So, Husband and I got married almost one year ago. In honor of our upcoming anniversary, I’m going to start calling him by his name. It’s not a secret; I’ve identified him by name before. I bestowed the generic and terribly heteronormative title on him back when I was writing posts as “Mrs.” Don’t worry, I’m cringing at the regressivness. I was just really excited to be married, okay, and more committed to anonymity back then. It’s sort of unfair that I quickly started using my real name here and left him to disappear into a role, knowable only in relation to me. Female bloggers do that a lot, even in purported “couples’ blogs.” So, Bob it is.
In the spirit of full disclosure, the real reason I’m making this change now is because I wanted to start this next story with this sentence:
Finding Bob was like finding Bruce Springsteen.
Circa 2005, I knew three things about Bruce Springsteen. My parents listened to Dancing in the Dark on their honeymoon, the cover of Born in the USA is cheesy, and people (not me) sometimes called him The Boss. Circa 2005, I knew what I liked, musically-speaking. I’d been listening to Ryan Adams croon about women and whiskey and leaving small towns for years. I knew that American folk music is the truest form of poetry. I’d dug back to the source, to Bob Dylan, and back some more to Woody Guthrie, and a further back, to Robert Johnson. I knew about songwriting and a man with a guitar. And then I heard a strain of “The River.” You want to talk about Americana? About women and small towns and rough poetry? It’d been right there, waiting for me, literally my entire life.
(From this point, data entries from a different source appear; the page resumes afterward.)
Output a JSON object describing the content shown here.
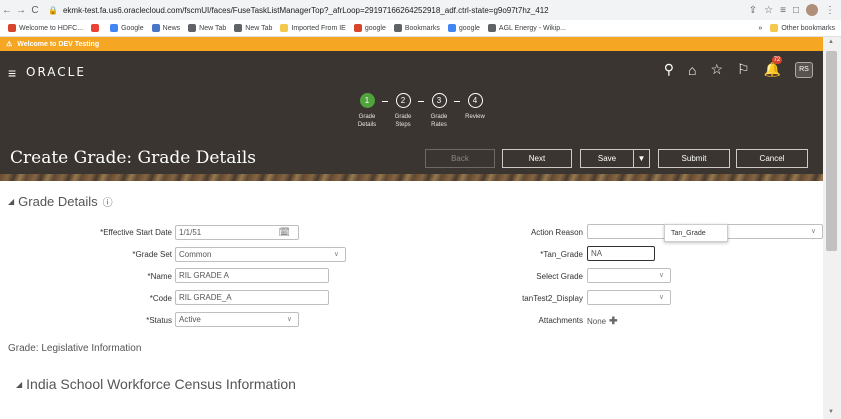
{
  "browser": {
    "back": "←",
    "forward": "→",
    "reload": "C",
    "url": "ekmk-test.fa.us6.oraclecloud.com/fscmUI/faces/FuseTaskListManagerTop?_afrLoop=29197166264252918_adf.ctrl-state=g9o97t7hz_412",
    "bookmarks": [
      {
        "label": "Welcome to HDFC...",
        "color": "#d6452c"
      },
      {
        "label": "M",
        "color": "#ffffff"
      },
      {
        "label": "Google",
        "color": "#4285f4"
      },
      {
        "label": "News",
        "color": "#4a76c8"
      },
      {
        "label": "New Tab",
        "color": "#5f6368"
      },
      {
        "label": "New Tab",
        "color": "#5f6368"
      },
      {
        "label": "Imported From IE",
        "color": "#f2c94c"
      },
      {
        "label": "google",
        "color": "#d6452c"
      },
      {
        "label": "Bookmarks",
        "color": "#5f6368"
      },
      {
        "label": "google",
        "color": "#4285f4"
      },
      {
        "label": "AGL Energy - Wikip...",
        "color": "#5f6368"
      }
    ],
    "more_bookmarks": "»",
    "other_bookmarks": "Other bookmarks"
  },
  "env_banner": "Welcome to DEV Testing",
  "header": {
    "logo": "ORACLE",
    "notification_count": "72",
    "avatar": "RS",
    "page_title": "Create Grade: Grade Details"
  },
  "train": [
    {
      "number": "1",
      "label": "Grade Details",
      "active": true
    },
    {
      "number": "2",
      "label": "Grade Steps",
      "active": false
    },
    {
      "number": "3",
      "label": "Grade Rates",
      "active": false
    },
    {
      "number": "4",
      "label": "Review",
      "active": false
    }
  ],
  "buttons": {
    "back": "Back",
    "next": "Next",
    "save": "Save",
    "save_menu": "▼",
    "submit": "Submit",
    "cancel": "Cancel"
  },
  "section": {
    "title": "Grade Details"
  },
  "left_fields": {
    "effective_start_date": {
      "label": "Effective Start Date",
      "value": "1/1/51"
    },
    "grade_set": {
      "label": "Grade Set",
      "value": "Common"
    },
    "name": {
      "label": "Name",
      "value": "RIL GRADE A"
    },
    "code": {
      "label": "Code",
      "value": "RIL GRADE_A"
    },
    "status": {
      "label": "Status",
      "value": "Active"
    }
  },
  "right_fields": {
    "action_reason": {
      "label": "Action Reason",
      "value": ""
    },
    "tan_grade": {
      "label": "Tan_Grade",
      "value": "NA"
    },
    "select_grade": {
      "label": "Select Grade",
      "value": ""
    },
    "tantest2_display": {
      "label": "tanTest2_Display",
      "value": ""
    },
    "attachments": {
      "label": "Attachments",
      "value": "None"
    }
  },
  "tooltip": "Tan_Grade",
  "legislative_info": "Grade: Legislative Information",
  "census_section": "India School Workforce Census Information"
}
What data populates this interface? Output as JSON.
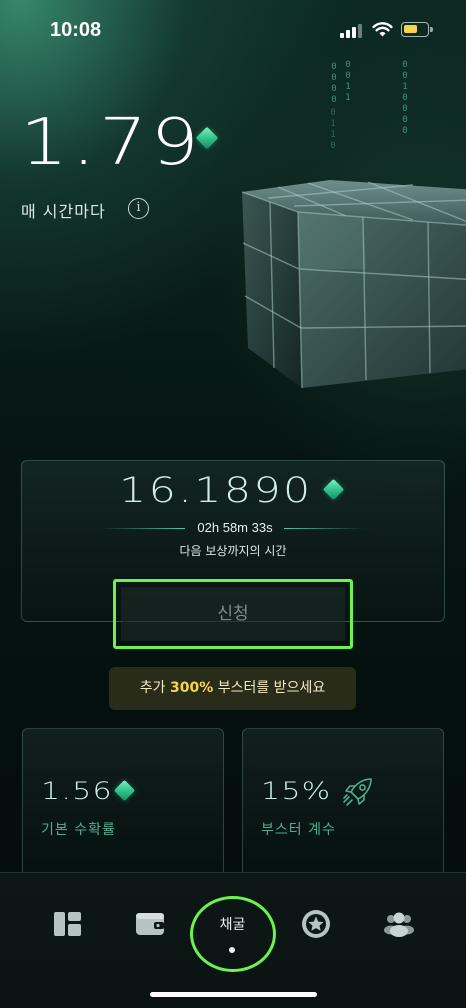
{
  "status_bar": {
    "time": "10:08",
    "battery_color": "#f5d64a"
  },
  "binary_columns": [
    "0000",
    "0011",
    "0110",
    "0010000"
  ],
  "hourly": {
    "rate": "1.79",
    "label": "매 시간마다",
    "info_icon": "info-icon"
  },
  "reward": {
    "amount": "16.1890",
    "timer": "02h 58m 33s",
    "timer_label": "다음 보상까지의 시간",
    "claim_label": "신청"
  },
  "booster_banner": {
    "prefix": "추가 ",
    "highlight": "300%",
    "suffix": " 부스터를 받으세요"
  },
  "stats": {
    "base_rate": {
      "value": "1.56",
      "label": "기본 수확률",
      "icon": "gem-icon"
    },
    "booster": {
      "value": "15%",
      "label": "부스터 계수",
      "icon": "rocket-icon"
    }
  },
  "nav": {
    "items": [
      {
        "name": "dashboard",
        "icon": "dashboard-icon"
      },
      {
        "name": "wallet",
        "icon": "wallet-icon"
      },
      {
        "name": "mining",
        "label": "채굴",
        "active": true
      },
      {
        "name": "rewards",
        "icon": "star-badge-icon"
      },
      {
        "name": "friends",
        "icon": "users-icon"
      }
    ]
  },
  "colors": {
    "accent": "#6cf34e",
    "gem": "#34c48d",
    "banner_highlight": "#f5d64a"
  }
}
Not just that one song, but an entire catalog of songs I already felt like I’d grown up with.
Circa 2005, I knew nothing of Bob. For almost a year, we walked the same halls in the Modern Languages building, and read the same worn pages in On the Road, and listened to the same sad songs, but I didn’t know it. I knew what I liked, though, romantically speaking. I’d been dating boys who read fiction and listened to indie rock and talked about leaving small towns for years. I already knew that I needed someone to travel with. I knew about love and a man with a guitar. And then I saw Bob walk into the light and pull up a seat, and I heard him start talking about women and small towns and rough poetry. You want to talk about love? It was like he’d been right there, waiting for me, my entire life. Not just for that one day, in that one town, but for always and in places I knew I must have been before.